Much post-conflict state building uses territorial divisions within a state to provide a degree of autonomy for communities that are regarded as distinct for some reason. Such arrangements need not be permanent, although expressing them as transitional could undermine the already difficult task of making them work in the first place. There is no end to the potential forms of multi-level government, which currently range from varieties of federation (Germany, Nepal, South Africa), through regionalism (Italy, Spain, the United Kingdom), to special autonomy within an otherwise unitary state (Indonesia, Philippines, Papua New Guinea). Several pertinent generalisations can be made, however. One is that any significant form of multi-level government requires a commitment on the part of both levels of government to make it work and may be particularly challenging in previously unitary states. Another is that the design of systems of multi-level government requires attention not only to dividing powers and functions but also to providing institutions, principles and processes to unite the state in ways that are voluntary, rather than imposed.
Any proposal for significant constitutional change, in which multiple stakeholders may have different interests, is likely to begin by negotiating agreement on constitutional principles on which more detailed arrangements can be built. Such principles may, but need not, be set out in an interim Constitution. The Constitution of South Africa famously was drawn up in this way, as the post by Brendan O’Leary notes. Initial agreement on constitutional principles may well be a useful device for Irish reunification as well. The Good Friday Agreement offers a useful starting point for thinking about what some of the principles might be.

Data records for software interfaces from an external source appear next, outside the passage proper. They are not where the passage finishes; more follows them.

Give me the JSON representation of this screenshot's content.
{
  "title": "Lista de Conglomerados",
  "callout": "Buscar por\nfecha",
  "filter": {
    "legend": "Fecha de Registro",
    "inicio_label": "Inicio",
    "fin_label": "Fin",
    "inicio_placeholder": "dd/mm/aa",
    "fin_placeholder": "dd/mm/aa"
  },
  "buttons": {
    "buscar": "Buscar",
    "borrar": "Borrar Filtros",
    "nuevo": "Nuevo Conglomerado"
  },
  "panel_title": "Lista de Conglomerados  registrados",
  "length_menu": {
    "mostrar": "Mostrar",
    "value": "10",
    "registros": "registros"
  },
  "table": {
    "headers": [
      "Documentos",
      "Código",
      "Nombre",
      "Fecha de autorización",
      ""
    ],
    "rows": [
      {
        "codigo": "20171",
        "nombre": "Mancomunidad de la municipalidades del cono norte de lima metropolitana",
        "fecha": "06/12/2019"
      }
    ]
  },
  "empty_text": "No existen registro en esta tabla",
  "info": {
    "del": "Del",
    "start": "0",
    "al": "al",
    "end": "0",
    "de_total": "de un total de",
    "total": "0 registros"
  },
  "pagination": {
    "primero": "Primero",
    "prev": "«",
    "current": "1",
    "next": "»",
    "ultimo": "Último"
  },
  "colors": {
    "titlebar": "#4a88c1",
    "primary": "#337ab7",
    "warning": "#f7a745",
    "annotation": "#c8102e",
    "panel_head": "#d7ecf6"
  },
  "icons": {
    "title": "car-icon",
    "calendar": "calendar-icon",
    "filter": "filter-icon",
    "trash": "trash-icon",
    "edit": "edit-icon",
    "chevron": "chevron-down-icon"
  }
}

Less successful attempts to use principles elsewhere, in the wake of the South African achievement, suggest some guidelines that it may be helpful to consider. The principles should be clear, with enough detail to give key stakeholders confidence in the process and its outcomes, without being overly prescriptive. There should not be too many principles (South Africa had 34); the aim is to provide an agreed and intelligible constitutional foundation, not to pre-empt the constitution-making process. The principles should be negotiated in a way that will be accepted as legitimate, during the constitution-making process and thereafter. And, needless to say, the principles should be followed in settling the final constitutional arrangements. South Africa ensured this by providing for certification by the Constitutional Court. This is not a solution that is likely to be available or acceptable everywhere, however. In other contexts where, as in Ireland, success is critically dependent on continuing mutual commitment, other kinds of guarantees may be sufficient instead.
Cheryl Saunders is a Convenor of the Constitution Transformation Network, Laureate Professor Emeritus at Melbourne Law School, and President Emeritus of the International Association of Constitutional Law (IACL).